5 Steps to Protect Yourself When Voting In Person

The consortium N95DECON, with nonpartisan research scientist members from more than 15 US universities, developed five specific recommendations for reducing the risk of contracting COVID-19 while voting in person.

"Millions of Americans will be voting in the next few weeks and these steps can help ensure they remain safe," said Ashley Styczynski, MD, Postdoctoral Medical Fellow and Infectious Diseases Fellow in Medicine at Stanford University, and former CDC Epidemic Intelligence Service Officer.

Five specific steps can reduce the risk of catching and spreading COVID-19.

  1. Wear a mask. Masks have the biggest benefit when you encounter people you don't know for any extended period of time. This may occur during in person voting on election day. Even if you don't normally wear a mask, wearing one while waiting in line will reduce your risk. An N95 respirator provides the best protection, so election day would be a good day to wear an N95 if you have one without an exhalation valve. Otherwise, a medical mask or cloth mask is still much better than nothing.
  2. Open the windows if you are sharing a ride to the polls. Our analysis shows that sharing a vehicle with an infected stranger for 15 minutes may create a high risk of infection. Rolling down the windows improves fresh air circulation and can reduce this risk. If your only option is to share a ride or take public transportation, seek as much fresh airflow as possible, even if it means wearing a hat and jacket.
  3. Waiting in line? Bigger spaces are better, and outside is best. Once you get to your polling place, waiting in line is likely to be the most risky activity you will face. How and where you wait in line can make a big difference. All things being equal, waiting in line outdoors is much less risky than waiting in a narrow hallway. Big auditoriums and stadiums are also much better than small spaces. If you're worried about having to wait in line in a small space, call your election department and see if they are providing any safer options.
  4. Keep your distance. While standing in line and waiting to vote, try to maintain a minimum of six feet between you and others. Staying six feet away reduces your risk of exposure.
  5. Sanitize your hands before and after you vote. Avoid touching your face, and be sure to sanitize your hands with an alcohol-based hand sanitizer or wash with soap and water before going about your day.

"We analyzed every step of Election Day to determine the relative risk of each activity. The results were surprising," said Dr. Walter Schneider, professor and senior scientist at the University of Pittsburgh Learning Research and Development Center. "The highest-risk activities are those which confine people to small spaces such as a car, bus, or small hallway. Poll organizers can prevent these risky situations by maximizing ventilation, bringing lines outside, or using a ticketing system to reduce indoor lines."
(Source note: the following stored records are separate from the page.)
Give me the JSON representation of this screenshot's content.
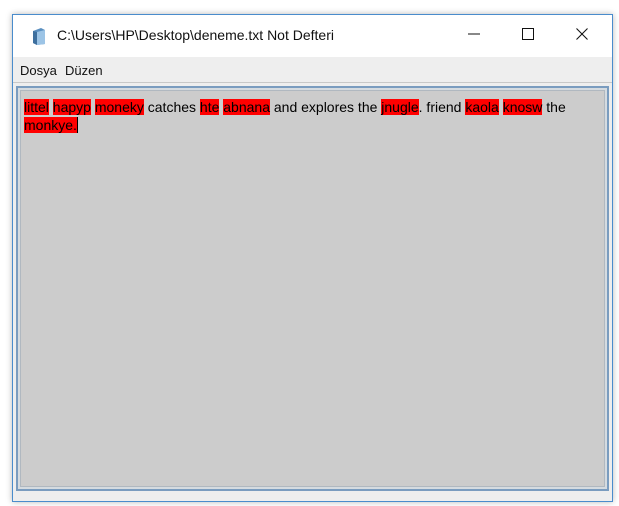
{
  "window": {
    "title": "C:\\Users\\HP\\Desktop\\deneme.txt Not Defteri",
    "app_icon": "notepad-icon",
    "controls": {
      "minimize_icon": "minimize-icon",
      "maximize_icon": "maximize-icon",
      "close_icon": "close-icon"
    }
  },
  "menu": {
    "items": [
      "Dosya",
      "Düzen"
    ]
  },
  "editor": {
    "segments": [
      {
        "text": "littel",
        "misspelled": true
      },
      {
        "text": " ",
        "misspelled": false
      },
      {
        "text": "hapyp",
        "misspelled": true
      },
      {
        "text": " ",
        "misspelled": false
      },
      {
        "text": "moneky",
        "misspelled": true
      },
      {
        "text": " catches ",
        "misspelled": false
      },
      {
        "text": "hte",
        "misspelled": true
      },
      {
        "text": " ",
        "misspelled": false
      },
      {
        "text": "abnana",
        "misspelled": true
      },
      {
        "text": " and explores the ",
        "misspelled": false
      },
      {
        "text": "jnugle",
        "misspelled": true
      },
      {
        "text": ". friend ",
        "misspelled": false
      },
      {
        "text": "kaola",
        "misspelled": true
      },
      {
        "text": " ",
        "misspelled": false
      },
      {
        "text": "knosw",
        "misspelled": true
      },
      {
        "text": " the ",
        "misspelled": false
      },
      {
        "text": "monkye.",
        "misspelled": true
      }
    ]
  },
  "colors": {
    "highlight": "#ff0000",
    "editor_background": "#cccccc",
    "window_border": "#4a8ccc"
  }
}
N95DECON is a 501(c)(3) non-profit providing data-driven guidance on ways to reduce transmission during the COVID-19 pandemic. N95DECON is currently developing more materials for poll organizers and poll workers to help make voting safer, which will be available at www.n95decon.org/vote. For more information on mask use by the public, visit www.n95decon.org.